Scientists from Karolinska Institutet have made significant progress in the search for new treatments for Parkinson’s disease and belive to have found a way to treat and perhaps reverse Parkinson’s disease.
Tests in mice with Parkinson-like symptoms showed that by reprogramming cells in the brain the scientists were able to revert motor symptoms and the therapy appeared to ease the condition.
According to their research human brain cells can take over the cells that are destroyed in Parkinson’s and therefore not doig their job anumore.
However even if the research is hugely promising many more studies are needed before tests can begin in people, as it still needed to check if the treatment is safe, and whether the converted cells can truly function like the dopamine-producing neurons lost in Parkinson’s.
In this new approach the rsearchers didn’t look for cell transplant but instead they used a cocktail of small molecules to reprogramme cells already present in the brain.
Mixing a sample of human astrocytes with this cocktail of small molecules they managed to produced cells that closely resembled dopamine neurons, although they are not a perfect match.
When the mix has been given to sick mice, the treatment appeared to work, reprogramming their brain cells and lessening their Parkinson’s symptoms.

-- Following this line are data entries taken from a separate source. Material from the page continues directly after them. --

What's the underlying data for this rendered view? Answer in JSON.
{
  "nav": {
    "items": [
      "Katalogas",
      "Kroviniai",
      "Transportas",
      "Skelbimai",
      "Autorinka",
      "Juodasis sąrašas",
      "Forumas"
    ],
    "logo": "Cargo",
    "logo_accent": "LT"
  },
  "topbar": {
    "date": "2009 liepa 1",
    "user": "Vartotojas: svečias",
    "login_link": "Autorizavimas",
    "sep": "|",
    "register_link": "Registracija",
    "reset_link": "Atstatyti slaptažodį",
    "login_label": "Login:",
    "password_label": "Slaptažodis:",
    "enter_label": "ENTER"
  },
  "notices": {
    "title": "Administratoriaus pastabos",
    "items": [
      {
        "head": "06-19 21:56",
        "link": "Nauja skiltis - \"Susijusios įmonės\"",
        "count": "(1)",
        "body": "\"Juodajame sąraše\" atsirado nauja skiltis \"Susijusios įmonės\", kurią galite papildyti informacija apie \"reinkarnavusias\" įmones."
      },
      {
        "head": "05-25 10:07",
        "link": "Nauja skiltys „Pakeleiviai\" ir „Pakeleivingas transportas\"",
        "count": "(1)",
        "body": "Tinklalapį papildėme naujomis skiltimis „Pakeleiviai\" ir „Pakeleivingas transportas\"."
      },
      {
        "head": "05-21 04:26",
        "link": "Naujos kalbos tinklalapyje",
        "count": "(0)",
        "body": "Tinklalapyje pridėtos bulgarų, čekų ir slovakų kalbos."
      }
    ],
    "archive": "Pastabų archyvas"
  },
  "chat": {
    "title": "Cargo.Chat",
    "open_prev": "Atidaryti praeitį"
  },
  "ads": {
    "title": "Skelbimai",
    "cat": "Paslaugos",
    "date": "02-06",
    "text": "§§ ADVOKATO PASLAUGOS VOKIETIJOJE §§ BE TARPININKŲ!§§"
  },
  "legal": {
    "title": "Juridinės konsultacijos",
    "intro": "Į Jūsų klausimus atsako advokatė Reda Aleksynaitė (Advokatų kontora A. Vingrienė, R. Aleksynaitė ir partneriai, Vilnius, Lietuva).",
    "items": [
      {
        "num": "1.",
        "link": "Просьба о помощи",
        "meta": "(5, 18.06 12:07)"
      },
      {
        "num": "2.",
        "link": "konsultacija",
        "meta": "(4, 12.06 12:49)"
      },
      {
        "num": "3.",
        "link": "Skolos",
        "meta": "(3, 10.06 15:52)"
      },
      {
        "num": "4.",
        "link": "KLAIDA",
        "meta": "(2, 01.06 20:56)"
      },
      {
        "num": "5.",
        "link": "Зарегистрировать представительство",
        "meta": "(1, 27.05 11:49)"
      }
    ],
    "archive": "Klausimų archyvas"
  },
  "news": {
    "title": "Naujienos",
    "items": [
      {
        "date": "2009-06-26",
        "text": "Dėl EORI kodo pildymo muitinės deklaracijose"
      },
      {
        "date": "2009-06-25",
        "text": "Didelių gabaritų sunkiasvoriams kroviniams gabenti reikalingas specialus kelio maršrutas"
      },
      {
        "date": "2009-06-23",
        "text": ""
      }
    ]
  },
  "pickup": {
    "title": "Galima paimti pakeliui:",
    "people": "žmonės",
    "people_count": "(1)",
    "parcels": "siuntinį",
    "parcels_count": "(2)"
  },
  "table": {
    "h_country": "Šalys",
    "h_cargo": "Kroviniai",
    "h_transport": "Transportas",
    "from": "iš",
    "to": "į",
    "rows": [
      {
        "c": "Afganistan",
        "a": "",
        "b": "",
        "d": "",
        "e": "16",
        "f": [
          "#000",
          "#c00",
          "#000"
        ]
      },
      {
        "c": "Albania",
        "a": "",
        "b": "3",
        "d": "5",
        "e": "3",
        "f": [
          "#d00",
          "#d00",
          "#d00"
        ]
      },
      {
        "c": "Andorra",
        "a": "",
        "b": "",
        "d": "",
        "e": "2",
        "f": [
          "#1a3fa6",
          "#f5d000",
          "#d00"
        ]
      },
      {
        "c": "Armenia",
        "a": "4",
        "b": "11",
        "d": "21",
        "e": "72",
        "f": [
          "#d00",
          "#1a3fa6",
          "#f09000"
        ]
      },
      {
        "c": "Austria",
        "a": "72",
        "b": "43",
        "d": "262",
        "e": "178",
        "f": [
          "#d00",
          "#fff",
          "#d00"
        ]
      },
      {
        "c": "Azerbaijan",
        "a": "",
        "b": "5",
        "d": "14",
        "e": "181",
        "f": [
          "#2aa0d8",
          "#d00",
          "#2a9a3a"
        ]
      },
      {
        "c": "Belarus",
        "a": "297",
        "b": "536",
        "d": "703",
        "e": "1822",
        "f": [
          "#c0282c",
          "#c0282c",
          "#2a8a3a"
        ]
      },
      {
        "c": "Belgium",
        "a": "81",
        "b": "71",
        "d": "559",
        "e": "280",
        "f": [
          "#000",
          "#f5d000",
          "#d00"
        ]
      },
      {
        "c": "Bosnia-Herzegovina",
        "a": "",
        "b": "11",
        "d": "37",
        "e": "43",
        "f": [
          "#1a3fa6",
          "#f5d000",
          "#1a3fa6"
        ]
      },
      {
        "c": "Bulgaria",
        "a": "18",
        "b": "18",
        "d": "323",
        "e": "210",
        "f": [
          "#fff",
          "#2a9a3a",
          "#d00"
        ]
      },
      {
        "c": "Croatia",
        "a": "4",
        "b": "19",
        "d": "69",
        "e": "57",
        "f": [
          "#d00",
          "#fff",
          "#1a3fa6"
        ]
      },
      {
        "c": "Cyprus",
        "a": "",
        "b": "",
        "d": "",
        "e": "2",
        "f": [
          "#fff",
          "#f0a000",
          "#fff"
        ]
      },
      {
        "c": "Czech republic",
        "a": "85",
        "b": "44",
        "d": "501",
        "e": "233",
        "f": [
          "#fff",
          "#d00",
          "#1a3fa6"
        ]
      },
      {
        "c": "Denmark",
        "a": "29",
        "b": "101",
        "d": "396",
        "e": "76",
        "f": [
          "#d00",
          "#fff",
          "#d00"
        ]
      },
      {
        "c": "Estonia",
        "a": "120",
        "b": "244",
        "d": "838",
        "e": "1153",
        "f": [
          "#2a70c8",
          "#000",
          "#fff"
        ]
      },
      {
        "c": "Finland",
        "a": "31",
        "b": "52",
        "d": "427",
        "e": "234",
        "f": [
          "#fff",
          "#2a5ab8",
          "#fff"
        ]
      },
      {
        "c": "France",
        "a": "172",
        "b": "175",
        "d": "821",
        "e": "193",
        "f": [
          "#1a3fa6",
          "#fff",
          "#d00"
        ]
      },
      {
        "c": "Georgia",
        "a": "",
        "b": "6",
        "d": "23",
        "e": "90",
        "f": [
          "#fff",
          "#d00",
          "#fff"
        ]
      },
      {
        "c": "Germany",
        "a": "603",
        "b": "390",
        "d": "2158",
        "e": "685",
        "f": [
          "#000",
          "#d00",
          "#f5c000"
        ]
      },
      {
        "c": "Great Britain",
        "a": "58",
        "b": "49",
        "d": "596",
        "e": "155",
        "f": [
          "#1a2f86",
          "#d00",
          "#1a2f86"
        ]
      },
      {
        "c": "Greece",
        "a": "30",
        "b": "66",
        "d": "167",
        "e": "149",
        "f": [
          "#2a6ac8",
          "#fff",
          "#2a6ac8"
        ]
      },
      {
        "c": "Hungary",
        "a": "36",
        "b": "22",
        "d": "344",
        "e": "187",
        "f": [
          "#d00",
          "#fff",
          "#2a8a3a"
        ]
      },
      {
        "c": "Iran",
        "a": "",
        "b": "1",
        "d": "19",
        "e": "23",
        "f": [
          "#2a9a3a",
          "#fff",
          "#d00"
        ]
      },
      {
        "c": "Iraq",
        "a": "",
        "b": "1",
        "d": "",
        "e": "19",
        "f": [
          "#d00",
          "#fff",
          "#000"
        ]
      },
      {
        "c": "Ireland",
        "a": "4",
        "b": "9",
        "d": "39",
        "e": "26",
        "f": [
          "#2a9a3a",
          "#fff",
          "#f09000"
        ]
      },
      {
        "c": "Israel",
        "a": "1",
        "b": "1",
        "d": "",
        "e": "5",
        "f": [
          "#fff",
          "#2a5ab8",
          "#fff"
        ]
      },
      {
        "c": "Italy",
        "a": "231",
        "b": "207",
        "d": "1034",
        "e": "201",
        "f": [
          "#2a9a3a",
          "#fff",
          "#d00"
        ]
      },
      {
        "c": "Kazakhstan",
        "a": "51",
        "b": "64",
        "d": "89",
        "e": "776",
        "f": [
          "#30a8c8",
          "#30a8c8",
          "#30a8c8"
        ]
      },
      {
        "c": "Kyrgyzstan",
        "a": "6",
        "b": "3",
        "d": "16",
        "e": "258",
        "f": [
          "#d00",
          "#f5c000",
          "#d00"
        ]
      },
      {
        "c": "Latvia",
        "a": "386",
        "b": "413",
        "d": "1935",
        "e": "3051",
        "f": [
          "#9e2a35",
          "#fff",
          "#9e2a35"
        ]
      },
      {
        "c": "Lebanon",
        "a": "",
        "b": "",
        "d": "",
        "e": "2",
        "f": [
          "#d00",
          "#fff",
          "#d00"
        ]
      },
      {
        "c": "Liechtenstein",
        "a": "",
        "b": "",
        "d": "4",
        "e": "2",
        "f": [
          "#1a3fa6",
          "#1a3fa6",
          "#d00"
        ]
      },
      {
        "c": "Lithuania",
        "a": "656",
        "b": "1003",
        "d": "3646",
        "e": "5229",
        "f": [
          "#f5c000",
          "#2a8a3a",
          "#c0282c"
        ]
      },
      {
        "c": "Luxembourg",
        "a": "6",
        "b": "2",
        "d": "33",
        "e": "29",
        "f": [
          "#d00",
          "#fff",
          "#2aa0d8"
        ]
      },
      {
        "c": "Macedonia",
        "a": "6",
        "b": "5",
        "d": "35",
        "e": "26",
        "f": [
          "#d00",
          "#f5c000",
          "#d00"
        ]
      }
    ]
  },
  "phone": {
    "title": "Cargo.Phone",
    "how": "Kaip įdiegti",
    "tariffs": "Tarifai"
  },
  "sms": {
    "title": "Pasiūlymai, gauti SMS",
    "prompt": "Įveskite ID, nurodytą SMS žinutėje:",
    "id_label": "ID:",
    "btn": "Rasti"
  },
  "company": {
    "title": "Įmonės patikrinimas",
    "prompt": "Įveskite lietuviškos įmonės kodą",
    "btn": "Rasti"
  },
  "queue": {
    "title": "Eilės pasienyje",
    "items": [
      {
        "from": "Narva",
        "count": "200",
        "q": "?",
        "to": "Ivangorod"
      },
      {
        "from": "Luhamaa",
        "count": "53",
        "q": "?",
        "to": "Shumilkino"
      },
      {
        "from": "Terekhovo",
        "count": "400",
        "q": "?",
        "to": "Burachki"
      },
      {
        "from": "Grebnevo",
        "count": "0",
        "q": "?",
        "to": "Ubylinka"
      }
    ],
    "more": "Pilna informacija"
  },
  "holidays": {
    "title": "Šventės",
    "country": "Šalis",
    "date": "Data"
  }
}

Prof David Dexter of Parkinson’s UK said: “If successful, it would turn this approach into a viable therapy that could improve the lives of people with Parkinson’s and, ultimately, lead to the cure that millions are waiting for.”